### GOAL OF THE EXERCISE:
Copy all lines of the listing that include the string "işlem".

### DATA FOR THIS EXERCISE:
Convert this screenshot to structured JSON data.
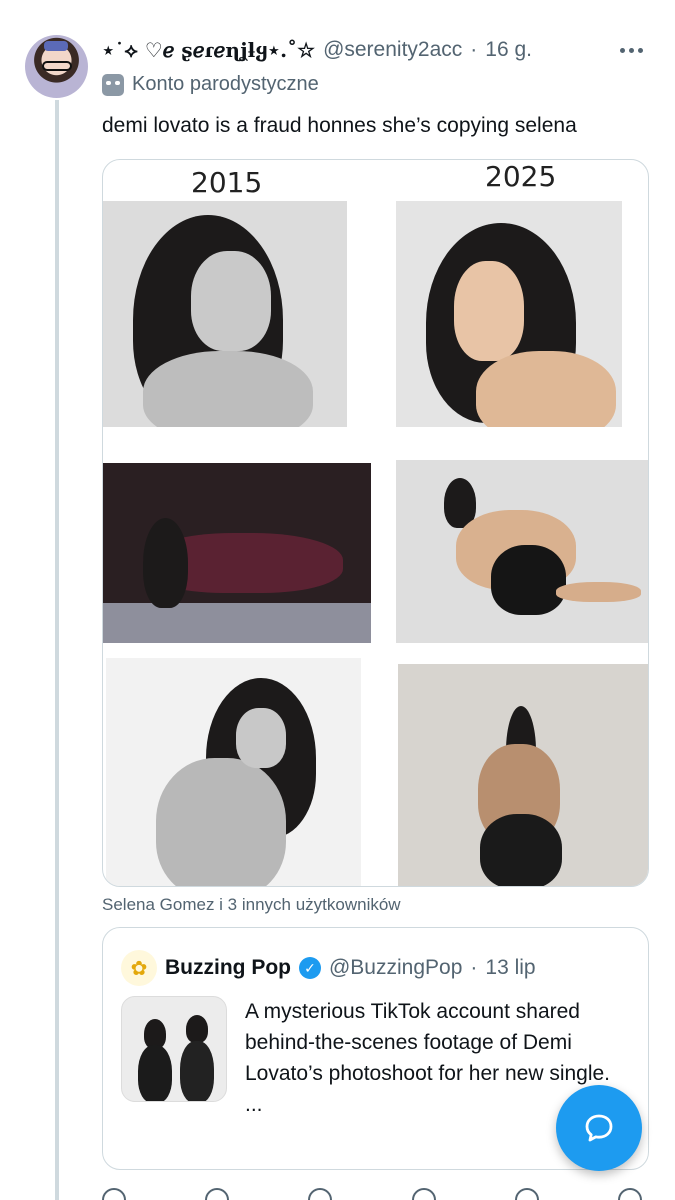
{
  "tweet": {
    "author_name": "⋆˙⟡ ♡ℯ ʂℯɾℯɳʝƚყ⋆.˚☆",
    "handle": "@serenity2acc",
    "separator": "·",
    "time": "16 g.",
    "parody_label": "Konto parodystyczne",
    "text": "demi lovato is a fraud honnes she’s copying selena",
    "media": {
      "year_left": "2015",
      "year_right": "2025"
    },
    "tagged": "Selena Gomez i 3 innych użytkowników"
  },
  "quote": {
    "author_name": "Buzzing Pop",
    "handle": "@BuzzingPop",
    "separator": "·",
    "time": "13 lip",
    "text": "A mysterious TikTok account shared behind-the-scenes footage of Demi Lovato’s photoshoot for her new single.",
    "ellipsis": "..."
  },
  "icons": {
    "more": "more-icon",
    "parody": "mask-icon",
    "verified": "verified-icon",
    "compose": "chat-bubble-icon"
  },
  "colors": {
    "accent": "#1d9bf0",
    "secondary_text": "#536471",
    "border": "#cfd9de"
  }
}
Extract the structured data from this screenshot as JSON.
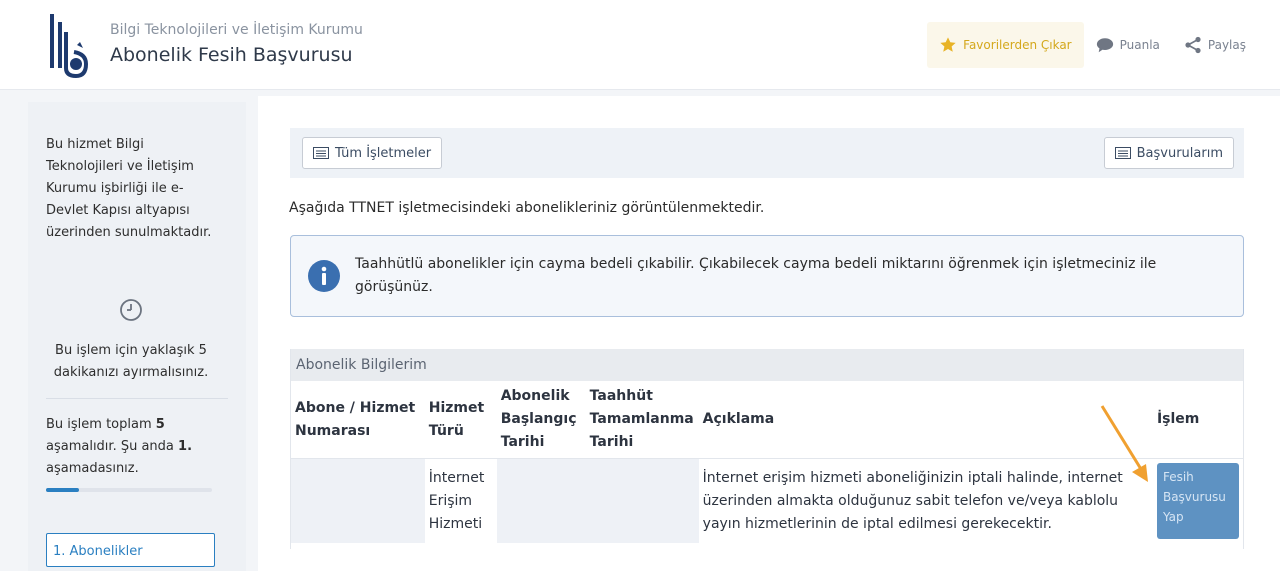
{
  "header": {
    "org_name": "Bilgi Teknolojileri ve İletişim Kurumu",
    "page_title": "Abonelik Fesih Başvurusu",
    "actions": [
      {
        "label": "Favorilerden Çıkar",
        "icon": "star-icon"
      },
      {
        "label": "Puanla",
        "icon": "speech-bubble-icon"
      },
      {
        "label": "Paylaş",
        "icon": "share-icon"
      }
    ]
  },
  "sidebar": {
    "service_text": "Bu hizmet Bilgi Teknolojileri ve İletişim Kurumu işbirliği ile e-Devlet Kapısı altyapısı üzerinden sunulmaktadır.",
    "duration_text": "Bu işlem için yaklaşık 5 dakikanızı ayırmalısınız.",
    "steps": {
      "prefix": "Bu işlem toplam ",
      "total": "5",
      "middle": " aşamalıdır. Şu anda ",
      "current": "1.",
      "suffix": " aşamadasınız."
    },
    "progress_fraction": 0.2,
    "current_step_label": "1. Abonelikler"
  },
  "toolbar": {
    "all_operators": "Tüm İşletmeler",
    "my_applications": "Başvurularım"
  },
  "main": {
    "intro": "Aşağıda TTNET işletmecisindeki abonelikleriniz görüntülenmektedir.",
    "info": "Taahhütlü abonelikler için cayma bedeli çıkabilir. Çıkabilecek cayma bedeli miktarını öğrenmek için işletmeciniz ile görüşünüz."
  },
  "table": {
    "title": "Abonelik Bilgilerim",
    "columns": [
      "Abone / Hizmet Numarası",
      "Hizmet Türü",
      "Abonelik Başlangıç Tarihi",
      "Taahhüt Tamamlanma Tarihi",
      "Açıklama",
      "İşlem"
    ],
    "rows": [
      {
        "number": "",
        "service_type": "İnternet Erişim Hizmeti",
        "start_date": "",
        "commitment_end": "",
        "description": "İnternet erişim hizmeti aboneliğinizin iptali halinde, internet üzerinden almakta olduğunuz sabit telefon ve/veya kablolu yayın hizmetlerinin de iptal edilmesi gerekecektir.",
        "action": "Fesih Başvurusu Yap"
      }
    ]
  },
  "colors": {
    "accent": "#2a7fc1",
    "favorite": "#d4a81c",
    "action_button": "#5e92c2",
    "arrow": "#f0a030"
  }
}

### EXERCISE RESULT:
    "duration_text": "Bu işlem için yaklaşık 5 dakikanızı ayırmalısınız.",
      "prefix": "Bu işlem toplam ",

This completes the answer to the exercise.